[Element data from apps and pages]
——

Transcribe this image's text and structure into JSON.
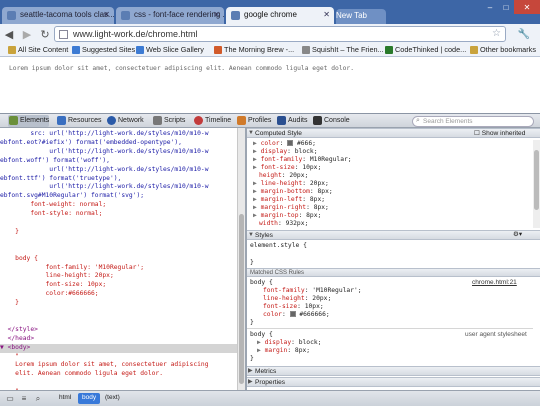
{
  "browser": {
    "tabs": [
      {
        "title": "seattle-tacoma tools clas...",
        "active": false
      },
      {
        "title": "css - font-face rendering ...",
        "active": false
      },
      {
        "title": "google chrome",
        "active": true
      }
    ],
    "new_tab_label": "New Tab",
    "url": "www.light-work.de/chrome.html",
    "bookmarks": [
      "All Site Content",
      "Suggested Sites",
      "Web Slice Gallery",
      "The Morning Brew -...",
      "SquishIt – The Frien...",
      "CodeThinked | code...",
      "Other bookmarks"
    ]
  },
  "page": {
    "text": "Lorem ipsum dolor sit amet, consectetuer adipiscing elit. Aenean commodo ligula eget dolor."
  },
  "devtools": {
    "tabs": [
      "Elements",
      "Resources",
      "Network",
      "Scripts",
      "Timeline",
      "Profiles",
      "Audits",
      "Console"
    ],
    "search_placeholder": "Search Elements",
    "elements_lines": [
      "        src: url('http://light-work.de/styles/m10/m10-w",
      "ebfont.eot?#iefix') format('embedded-opentype'),",
      "             url('http://light-work.de/styles/m10/m10-w",
      "ebfont.woff') format('woff'),",
      "             url('http://light-work.de/styles/m10/m10-w",
      "ebfont.ttf') format('truetype'),",
      "             url('http://light-work.de/styles/m10/m10-w",
      "ebfont.svg#M10Regular') format('svg');",
      "        font-weight: normal;",
      "        font-style: normal;",
      "",
      "    }",
      "",
      "",
      "    body {",
      "            font-family: 'M10Regular';",
      "            line-height: 20px;",
      "            font-size: 10px;",
      "            color:#666666;",
      "    }",
      "",
      "",
      "  </style>",
      "  </head>",
      "▼ <body>",
      "    \"",
      "    Lorem ipsum dolor sit amet, consectetuer adipiscing",
      "    elit. Aenean commodo ligula eget dolor.",
      "",
      "    \"",
      "  </body>",
      "</html>"
    ],
    "computed_style": {
      "header": "Computed Style",
      "show_inherited": "Show inherited",
      "lines": [
        {
          "prop": "color",
          "value": "#666;",
          "swatch": true
        },
        {
          "prop": "display",
          "value": "block;"
        },
        {
          "prop": "font-family",
          "value": "M10Regular;"
        },
        {
          "prop": "font-size",
          "value": "10px;"
        },
        {
          "prop": "height",
          "value": "20px;",
          "indent": true
        },
        {
          "prop": "line-height",
          "value": "20px;"
        },
        {
          "prop": "margin-bottom",
          "value": "8px;"
        },
        {
          "prop": "margin-left",
          "value": "8px;"
        },
        {
          "prop": "margin-right",
          "value": "8px;"
        },
        {
          "prop": "margin-top",
          "value": "8px;"
        },
        {
          "prop": "width",
          "value": "932px;",
          "indent": true
        }
      ]
    },
    "styles": {
      "header": "Styles",
      "element_style": "element.style {",
      "element_close": "}",
      "matched_header": "Matched CSS Rules",
      "rule1": {
        "selector": "body {",
        "source": "chrome.html:21",
        "lines": [
          "font-family: 'M10Regular';",
          "line-height: 20px;",
          "font-size: 10px;",
          "color:  #666666;"
        ],
        "close": "}"
      },
      "rule2": {
        "selector": "body {",
        "source": "user agent stylesheet",
        "lines": [
          "display: block;",
          "margin: 8px;"
        ],
        "close": "}"
      }
    },
    "metrics_header": "Metrics",
    "properties_header": "Properties",
    "breadcrumbs": [
      "html",
      "body",
      "(text)"
    ],
    "selected_crumb": "body"
  },
  "colors": {
    "tabstrip": "#3d66a6",
    "selected_crumb": "#3879d9",
    "swatch": "#666666"
  }
}
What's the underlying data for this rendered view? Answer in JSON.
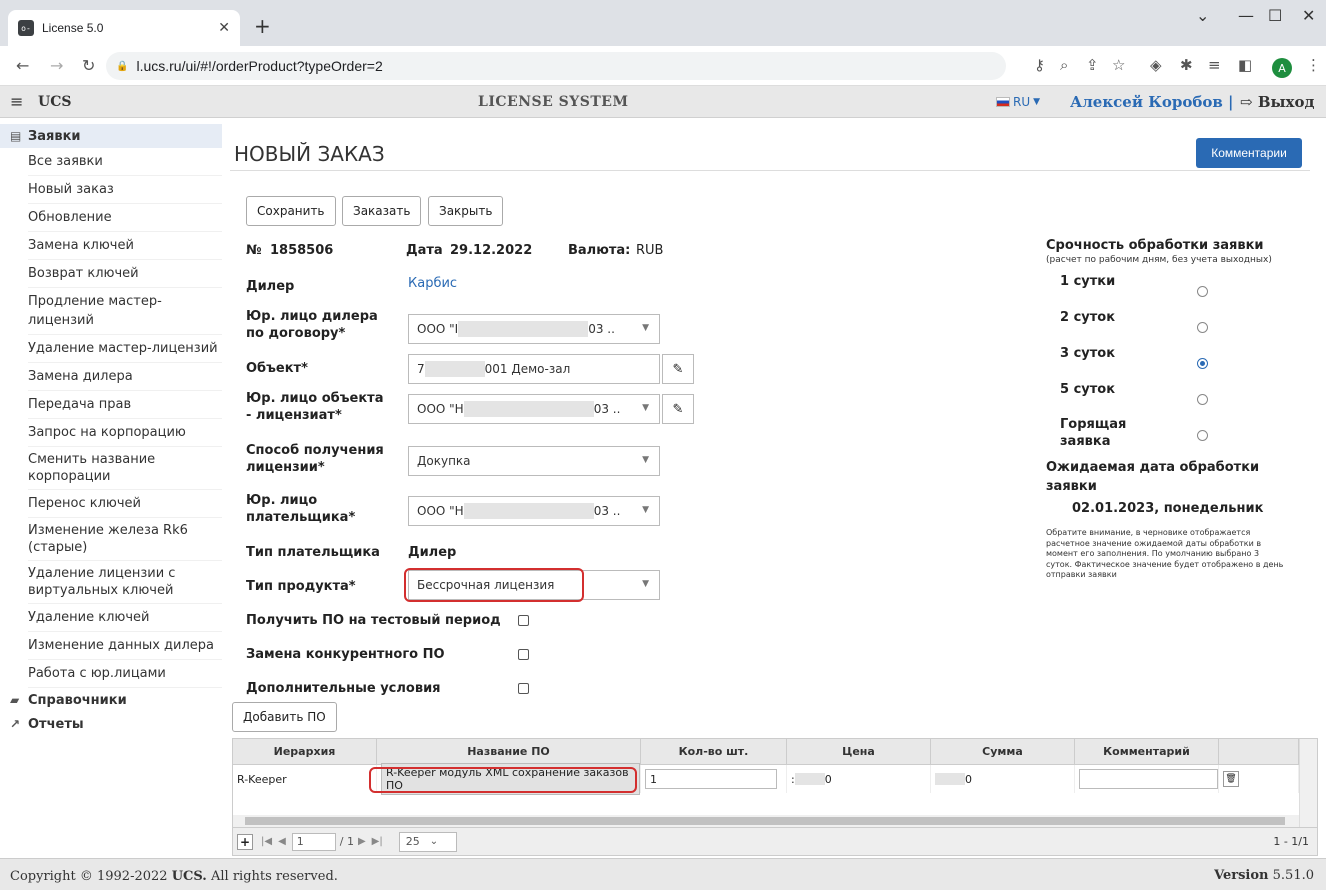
{
  "browser": {
    "tab_title": "License 5.0",
    "tab_favicon": "key-favicon",
    "new_tab": "+",
    "url": "l.ucs.ru/ui/#!/orderProduct?typeOrder=2",
    "avatar_letter": "A"
  },
  "header": {
    "brand": "UCS",
    "system": "LICENSE SYSTEM",
    "lang": "RU",
    "user": "Алексей Коробов |",
    "exit": "Выход"
  },
  "sidebar": {
    "group_orders": "Заявки",
    "items": [
      "Все заявки",
      "Новый заказ",
      "Обновление",
      "Замена ключей",
      "Возврат ключей",
      "Продление мастер-лицензий",
      "Удаление мастер-лицензий",
      "Замена дилера",
      "Передача прав",
      "Запрос на корпорацию",
      "Сменить название корпорации",
      "Перенос ключей",
      "Изменение железа Rk6 (старые)",
      "Удаление лицензии с виртуальных ключей",
      "Удаление ключей",
      "Изменение данных дилера",
      "Работа с юр.лицами"
    ],
    "group_refs": "Справочники",
    "group_reports": "Отчеты"
  },
  "page": {
    "title": "НОВЫЙ ЗАКАЗ",
    "comments_btn": "Комментарии",
    "save_btn": "Сохранить",
    "order_btn": "Заказать",
    "close_btn": "Закрыть"
  },
  "form": {
    "no_label": "№",
    "no_value": "1858506",
    "date_label": "Дата",
    "date_value": "29.12.2022",
    "currency_label": "Валюта:",
    "currency_value": "RUB",
    "dealer_label": "Дилер",
    "dealer_value": "Карбис",
    "dealer_entity_label": "Юр. лицо дилера по договору*",
    "dealer_entity_pre": "ООО \"I",
    "dealer_entity_post": "03 ..",
    "object_label": "Объект*",
    "object_pre": "7",
    "object_post": "001 Демо-зал",
    "licensee_label": "Юр. лицо объекта - лицензиат*",
    "licensee_pre": "ООО \"Н",
    "licensee_post": "03 ..",
    "method_label": "Способ получения лицензии*",
    "method_value": "Докупка",
    "payer_label": "Юр. лицо плательщика*",
    "payer_pre": "ООО \"Н",
    "payer_post": "03 ..",
    "payer_type_label": "Тип плательщика",
    "payer_type_value": "Дилер",
    "product_type_label": "Тип продукта*",
    "product_type_value": "Бессрочная лицензия",
    "trial_label": "Получить ПО на тестовый период",
    "competitor_label": "Замена конкурентного ПО",
    "extra_label": "Дополнительные условия",
    "add_btn": "Добавить ПО"
  },
  "urgency": {
    "title": "Срочность обработки заявки",
    "subtitle": "(расчет по рабочим дням, без учета выходных)",
    "options": [
      "1 сутки",
      "2 суток",
      "3 суток",
      "5 суток",
      "Горящая заявка"
    ],
    "selected_index": 2,
    "expected_title": "Ожидаемая дата обработки заявки",
    "expected_date": "02.01.2023, понедельник",
    "note": "Обратите внимание, в черновике отображается расчетное значение ожидаемой даты обработки в момент его заполнения. По умолчанию выбрано 3 суток. Фактическое значение будет отображено в день отправки заявки"
  },
  "grid": {
    "columns": [
      "Иерархия",
      "Название ПО",
      "Кол-во шт.",
      "Цена",
      "Сумма",
      "Комментарий"
    ],
    "row": {
      "hierarchy": "R-Keeper",
      "name": "R-Keeper модуль XML сохранение заказов ПО",
      "qty": "1",
      "price_pre": ":",
      "price_post": "0",
      "sum_post": "0"
    },
    "pager": {
      "page": "1",
      "of": "/ 1",
      "size": "25",
      "count": "1 - 1/1"
    }
  },
  "footer": {
    "copy_prefix": "Copyright © 1992-2022",
    "copy_brand": "UCS.",
    "copy_suffix": "All rights reserved.",
    "version_label": "Version",
    "version_value": "5.51.0"
  },
  "colors": {
    "accent": "#2a6ab4",
    "highlight": "#d32f2f"
  }
}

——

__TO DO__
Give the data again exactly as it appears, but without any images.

__RESPONSE TO THE EXERCISE__
Transcribe this image's text and structure into JSON.
{
  "browser": {
    "tabs": [
      {
        "title": "seattle-tacoma tools clas...",
        "active": false
      },
      {
        "title": "css - font-face rendering ...",
        "active": false
      },
      {
        "title": "google chrome",
        "active": true
      }
    ],
    "new_tab_label": "New Tab",
    "url": "www.light-work.de/chrome.html",
    "bookmarks": [
      "All Site Content",
      "Suggested Sites",
      "Web Slice Gallery",
      "The Morning Brew -...",
      "SquishIt – The Frien...",
      "CodeThinked | code...",
      "Other bookmarks"
    ]
  },
  "page": {
    "text": "Lorem ipsum dolor sit amet, consectetuer adipiscing elit. Aenean commodo ligula eget dolor."
  },
  "devtools": {
    "tabs": [
      "Elements",
      "Resources",
      "Network",
      "Scripts",
      "Timeline",
      "Profiles",
      "Audits",
      "Console"
    ],
    "search_placeholder": "Search Elements",
    "elements_lines": [
      "        src: url('http://light-work.de/styles/m10/m10-w",
      "ebfont.eot?#iefix') format('embedded-opentype'),",
      "             url('http://light-work.de/styles/m10/m10-w",
      "ebfont.woff') format('woff'),",
      "             url('http://light-work.de/styles/m10/m10-w",
      "ebfont.ttf') format('truetype'),",
      "             url('http://light-work.de/styles/m10/m10-w",
      "ebfont.svg#M10Regular') format('svg');",
      "        font-weight: normal;",
      "        font-style: normal;",
      "",
      "    }",
      "",
      "",
      "    body {",
      "            font-family: 'M10Regular';",
      "            line-height: 20px;",
      "            font-size: 10px;",
      "            color:#666666;",
      "    }",
      "",
      "",
      "  </style>",
      "  </head>",
      "▼ <body>",
      "    \"",
      "    Lorem ipsum dolor sit amet, consectetuer adipiscing",
      "    elit. Aenean commodo ligula eget dolor.",
      "",
      "    \"",
      "  </body>",
      "</html>"
    ],
    "computed_style": {
      "header": "Computed Style",
      "show_inherited": "Show inherited",
      "lines": [
        {
          "prop": "color",
          "value": "#666;",
          "swatch": true
        },
        {
          "prop": "display",
          "value": "block;"
        },
        {
          "prop": "font-family",
          "value": "M10Regular;"
        },
        {
          "prop": "font-size",
          "value": "10px;"
        },
        {
          "prop": "height",
          "value": "20px;",
          "indent": true
        },
        {
          "prop": "line-height",
          "value": "20px;"
        },
        {
          "prop": "margin-bottom",
          "value": "8px;"
        },
        {
          "prop": "margin-left",
          "value": "8px;"
        },
        {
          "prop": "margin-right",
          "value": "8px;"
        },
        {
          "prop": "margin-top",
          "value": "8px;"
        },
        {
          "prop": "width",
          "value": "932px;",
          "indent": true
        }
      ]
    },
    "styles": {
      "header": "Styles",
      "element_style": "element.style {",
      "element_close": "}",
      "matched_header": "Matched CSS Rules",
      "rule1": {
        "selector": "body {",
        "source": "chrome.html:21",
        "lines": [
          "font-family: 'M10Regular';",
          "line-height: 20px;",
          "font-size: 10px;",
          "color:  #666666;"
        ],
        "close": "}"
      },
      "rule2": {
        "selector": "body {",
        "source": "user agent stylesheet",
        "lines": [
          "display: block;",
          "margin: 8px;"
        ],
        "close": "}"
      }
    },
    "metrics_header": "Metrics",
    "properties_header": "Properties",
    "breadcrumbs": [
      "html",
      "body",
      "(text)"
    ],
    "selected_crumb": "body"
  },
  "colors": {
    "tabstrip": "#3d66a6",
    "selected_crumb": "#3879d9",
    "swatch": "#666666"
  }
}
What's the underlying data for this rendered view? Answer in JSON.
{
  "browser": {
    "tab_title": "License 5.0",
    "tab_favicon": "key-favicon",
    "new_tab": "+",
    "url": "l.ucs.ru/ui/#!/orderProduct?typeOrder=2",
    "avatar_letter": "A"
  },
  "header": {
    "brand": "UCS",
    "system": "LICENSE SYSTEM",
    "lang": "RU",
    "user": "Алексей Коробов |",
    "exit": "Выход"
  },
  "sidebar": {
    "group_orders": "Заявки",
    "items": [
      "Все заявки",
      "Новый заказ",
      "Обновление",
      "Замена ключей",
      "Возврат ключей",
      "Продление мастер-лицензий",
      "Удаление мастер-лицензий",
      "Замена дилера",
      "Передача прав",
      "Запрос на корпорацию",
      "Сменить название корпорации",
      "Перенос ключей",
      "Изменение железа Rk6 (старые)",
      "Удаление лицензии с виртуальных ключей",
      "Удаление ключей",
      "Изменение данных дилера",
      "Работа с юр.лицами"
    ],
    "group_refs": "Справочники",
    "group_reports": "Отчеты"
  },
  "page": {
    "title": "НОВЫЙ ЗАКАЗ",
    "comments_btn": "Комментарии",
    "save_btn": "Сохранить",
    "order_btn": "Заказать",
    "close_btn": "Закрыть"
  },
  "form": {
    "no_label": "№",
    "no_value": "1858506",
    "date_label": "Дата",
    "date_value": "29.12.2022",
    "currency_label": "Валюта:",
    "currency_value": "RUB",
    "dealer_label": "Дилер",
    "dealer_value": "Карбис",
    "dealer_entity_label": "Юр. лицо дилера по договору*",
    "dealer_entity_pre": "ООО \"I",
    "dealer_entity_post": "03 ..",
    "object_label": "Объект*",
    "object_pre": "7",
    "object_post": "001 Демо-зал",
    "licensee_label": "Юр. лицо объекта - лицензиат*",
    "licensee_pre": "ООО \"Н",
    "licensee_post": "03 ..",
    "method_label": "Способ получения лицензии*",
    "method_value": "Докупка",
    "payer_label": "Юр. лицо плательщика*",
    "payer_pre": "ООО \"Н",
    "payer_post": "03 ..",
    "payer_type_label": "Тип плательщика",
    "payer_type_value": "Дилер",
    "product_type_label": "Тип продукта*",
    "product_type_value": "Бессрочная лицензия",
    "trial_label": "Получить ПО на тестовый период",
    "competitor_label": "Замена конкурентного ПО",
    "extra_label": "Дополнительные условия",
    "add_btn": "Добавить ПО"
  },
  "urgency": {
    "title": "Срочность обработки заявки",
    "subtitle": "(расчет по рабочим дням, без учета выходных)",
    "options": [
      "1 сутки",
      "2 суток",
      "3 суток",
      "5 суток",
      "Горящая заявка"
    ],
    "selected_index": 2,
    "expected_title": "Ожидаемая дата обработки заявки",
    "expected_date": "02.01.2023, понедельник",
    "note": "Обратите внимание, в черновике отображается расчетное значение ожидаемой даты обработки в момент его заполнения. По умолчанию выбрано 3 суток. Фактическое значение будет отображено в день отправки заявки"
  },
  "grid": {
    "columns": [
      "Иерархия",
      "Название ПО",
      "Кол-во шт.",
      "Цена",
      "Сумма",
      "Комментарий"
    ],
    "row": {
      "hierarchy": "R-Keeper",
      "name": "R-Keeper модуль XML сохранение заказов ПО",
      "qty": "1",
      "price_pre": ":",
      "price_post": "0",
      "sum_post": "0"
    },
    "pager": {
      "page": "1",
      "of": "/ 1",
      "size": "25",
      "count": "1 - 1/1"
    }
  },
  "footer": {
    "copy_prefix": "Copyright © 1992-2022",
    "copy_brand": "UCS.",
    "copy_suffix": "All rights reserved.",
    "version_label": "Version",
    "version_value": "5.51.0"
  },
  "colors": {
    "accent": "#2a6ab4",
    "highlight": "#d32f2f"
  }
}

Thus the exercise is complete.